By Greg Eggert
FINA Press Commission
KINGSTON, Jamaica, April 20. ONE-TENTH of a second was the margin of difference between a CARIFTA (Caribbean Free Trade Agreement) champion and an Olympic qualifier.
Tonight Andrew Mackay, 17, became the first-ever Cayman Islands swimmer to achieve a qualifying standard for the Olympic Games at the 2003 Caribbean Swimming Championships in Kingston, Jamaica.
"I really was shooting to make the cut in the 100 back, but I went out too fast," Mackay said. Andrew had the qualifying time in the backstroke, his best event, practically tattooed on his forehead and his disappointment showed the second he saw the scoreboard and instantly knew that his time fell short of what was required.
Andrew's coach Dave Kelsheimer offered this advice: "Lift your head up and be ready to race in the 200 individual medley."
Less than 30 minutes later, Mackay got on the blocks for the 200 individual medley, his last event of the day. "I wasn't thinking about making the cut while standing behind the blocks, but once I got in the water I felt great and guessed that with a strong finish I would have a shot at it. When I saw the 2:08.67 time on the scoreboard I still wasn't sure I had swum fast enough," he said.
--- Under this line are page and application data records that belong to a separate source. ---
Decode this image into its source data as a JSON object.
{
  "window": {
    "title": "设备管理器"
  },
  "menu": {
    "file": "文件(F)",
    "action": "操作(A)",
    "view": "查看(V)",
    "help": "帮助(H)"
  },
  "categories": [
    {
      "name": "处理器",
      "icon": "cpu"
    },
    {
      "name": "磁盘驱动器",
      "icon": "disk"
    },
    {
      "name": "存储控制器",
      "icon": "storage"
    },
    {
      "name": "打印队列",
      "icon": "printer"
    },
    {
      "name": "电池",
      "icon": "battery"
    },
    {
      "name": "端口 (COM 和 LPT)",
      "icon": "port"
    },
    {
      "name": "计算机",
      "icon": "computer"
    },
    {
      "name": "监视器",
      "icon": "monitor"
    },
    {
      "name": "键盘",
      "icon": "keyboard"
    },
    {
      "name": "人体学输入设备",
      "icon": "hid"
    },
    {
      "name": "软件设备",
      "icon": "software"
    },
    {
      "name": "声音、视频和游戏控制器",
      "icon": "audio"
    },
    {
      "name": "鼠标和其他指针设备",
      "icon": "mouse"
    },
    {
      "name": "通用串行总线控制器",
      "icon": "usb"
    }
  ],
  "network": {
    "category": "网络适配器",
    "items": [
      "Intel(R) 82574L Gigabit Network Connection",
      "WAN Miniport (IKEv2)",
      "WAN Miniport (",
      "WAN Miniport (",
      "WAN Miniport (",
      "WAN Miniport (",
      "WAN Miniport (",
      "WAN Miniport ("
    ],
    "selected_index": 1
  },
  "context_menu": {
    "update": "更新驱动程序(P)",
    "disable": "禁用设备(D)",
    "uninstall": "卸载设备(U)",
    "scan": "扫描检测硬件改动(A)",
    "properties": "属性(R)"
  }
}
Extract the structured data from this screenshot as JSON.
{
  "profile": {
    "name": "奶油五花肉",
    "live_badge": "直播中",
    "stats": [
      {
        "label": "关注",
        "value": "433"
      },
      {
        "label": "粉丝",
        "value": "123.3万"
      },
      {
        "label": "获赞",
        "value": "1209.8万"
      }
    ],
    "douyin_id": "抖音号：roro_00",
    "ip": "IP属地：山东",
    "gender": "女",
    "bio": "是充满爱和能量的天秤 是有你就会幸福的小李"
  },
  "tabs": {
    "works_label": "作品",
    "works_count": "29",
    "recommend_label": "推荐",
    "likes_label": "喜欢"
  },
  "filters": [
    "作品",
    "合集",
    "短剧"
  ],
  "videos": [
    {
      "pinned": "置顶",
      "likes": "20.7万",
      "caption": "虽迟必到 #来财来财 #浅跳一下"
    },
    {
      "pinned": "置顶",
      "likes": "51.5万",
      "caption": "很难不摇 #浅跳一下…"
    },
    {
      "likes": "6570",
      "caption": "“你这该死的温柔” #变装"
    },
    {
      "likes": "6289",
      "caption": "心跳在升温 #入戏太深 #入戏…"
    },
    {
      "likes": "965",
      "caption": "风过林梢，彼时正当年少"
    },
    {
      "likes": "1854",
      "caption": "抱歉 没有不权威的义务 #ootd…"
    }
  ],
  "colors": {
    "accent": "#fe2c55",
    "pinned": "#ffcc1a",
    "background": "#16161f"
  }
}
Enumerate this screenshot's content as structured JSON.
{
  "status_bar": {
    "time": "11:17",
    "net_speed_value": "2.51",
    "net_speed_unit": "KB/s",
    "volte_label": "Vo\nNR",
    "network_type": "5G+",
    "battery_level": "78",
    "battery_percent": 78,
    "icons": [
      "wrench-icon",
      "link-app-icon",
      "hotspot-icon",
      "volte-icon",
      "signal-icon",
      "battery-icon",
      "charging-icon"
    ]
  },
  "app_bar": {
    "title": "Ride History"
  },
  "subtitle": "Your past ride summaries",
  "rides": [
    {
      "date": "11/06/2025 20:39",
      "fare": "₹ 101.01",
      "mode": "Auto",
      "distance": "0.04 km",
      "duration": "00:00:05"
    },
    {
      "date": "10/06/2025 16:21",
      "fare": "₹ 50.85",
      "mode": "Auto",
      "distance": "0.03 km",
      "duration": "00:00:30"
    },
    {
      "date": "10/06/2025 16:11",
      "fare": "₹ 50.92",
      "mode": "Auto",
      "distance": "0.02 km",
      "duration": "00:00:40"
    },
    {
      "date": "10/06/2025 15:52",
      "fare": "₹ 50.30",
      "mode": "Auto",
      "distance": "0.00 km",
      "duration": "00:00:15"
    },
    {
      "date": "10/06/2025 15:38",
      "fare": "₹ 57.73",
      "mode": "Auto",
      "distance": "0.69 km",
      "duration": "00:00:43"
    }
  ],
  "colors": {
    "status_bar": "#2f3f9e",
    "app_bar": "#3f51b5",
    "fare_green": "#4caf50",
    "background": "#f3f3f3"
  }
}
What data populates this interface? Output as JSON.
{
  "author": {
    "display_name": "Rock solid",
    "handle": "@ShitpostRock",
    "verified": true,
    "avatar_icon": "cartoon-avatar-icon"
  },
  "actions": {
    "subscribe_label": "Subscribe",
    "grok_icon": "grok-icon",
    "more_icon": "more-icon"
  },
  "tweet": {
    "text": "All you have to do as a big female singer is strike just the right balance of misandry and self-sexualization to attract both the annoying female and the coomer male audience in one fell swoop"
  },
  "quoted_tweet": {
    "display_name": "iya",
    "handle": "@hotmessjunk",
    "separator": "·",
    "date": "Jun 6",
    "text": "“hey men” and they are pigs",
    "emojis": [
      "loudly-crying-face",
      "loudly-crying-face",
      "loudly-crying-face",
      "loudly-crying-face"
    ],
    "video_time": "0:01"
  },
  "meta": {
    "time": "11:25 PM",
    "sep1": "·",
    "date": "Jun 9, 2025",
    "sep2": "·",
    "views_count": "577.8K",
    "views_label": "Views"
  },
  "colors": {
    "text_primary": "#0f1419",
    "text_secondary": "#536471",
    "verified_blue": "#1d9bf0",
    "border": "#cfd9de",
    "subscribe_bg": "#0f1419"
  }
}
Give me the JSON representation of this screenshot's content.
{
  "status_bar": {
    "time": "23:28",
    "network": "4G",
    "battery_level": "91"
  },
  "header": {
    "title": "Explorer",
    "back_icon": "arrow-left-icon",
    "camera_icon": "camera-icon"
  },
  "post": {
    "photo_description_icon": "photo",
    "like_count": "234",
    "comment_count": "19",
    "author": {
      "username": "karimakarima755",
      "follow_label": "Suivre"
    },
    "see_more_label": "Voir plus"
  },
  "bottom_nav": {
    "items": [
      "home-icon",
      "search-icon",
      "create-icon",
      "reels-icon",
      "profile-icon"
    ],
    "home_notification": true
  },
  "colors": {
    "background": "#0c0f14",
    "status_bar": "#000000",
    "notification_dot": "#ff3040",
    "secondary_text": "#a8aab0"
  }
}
It was several moments before Andrew's winning time was confirmed. Then his coach checked, and then double checked that he was reading the official qualifying standards correctly. A minute later a roar was heard in the stands when Andrew flashed the signal to his parents that he was going to Athens.
Swimming and track & field are the only two Olympic events where each nation of the world may send one male and one female athlete to compete regardless of any performance standard. But Dave Kelsheimer, who hails from exotic Michigan, has long held a higher standard for his athletes. Since his arrival in Grand Cayman eight years ago, he has been preparing for the day when one of his swimmers would achieve the Olympic qualifying standard instead of entry through the "charity exemption."
Andrew Mackay has been swimming since age 10 and some time after he turned 13 he began dreaming of swimming in the Olympics. He has only had one swim coach and together they shared a vision of a Cayman swimmer competing at the Olympic Games in Athens or Beijing, or maybe even both! Pretty lofty goals for a swimmer from Cayman; you see even if you make every swim practice, train thousands of meters for years, and finally can hold your own on the FINA World Cup Circuit, there is still the simple fact that it is next to impossible to qualify for the Olympic Games in the Cayman Islands. To do so requires a 50 meter swimming pool….and Cayman doesn't have one.
Coach Kelsheimer's Cayman team isn't letting the lack of an Olympic size pool get in the way of their Olympic dreams. After two days of competition at the CARIFTA Championships, the Cayman team has racked up 19 gold medals, nearly a dozen new meet records, and is in third place in the race for team points.
Meanwhile, the parents of Cayman athletes who are watching the meet from the stands are hard at work to make that 50 meter pool a reality.
The Cayman Islands have recently been host to dozens of the world's best swimmers who have been invited to relax and participate in the Olympic Swimmers' reunion following the 1996 & 2000 Olympic Games. 1992 Olympic Champion Mike Barrowman liked the island so much that he now lives there full-time.
Over the years, Andrew's parents, Sarah and Peter Mackay, have adjusted to the fact that some of the world's best athletes have not only visited their island, but also their home. Now they will be adjusting to the fact that there will be an Olympian living under their roof.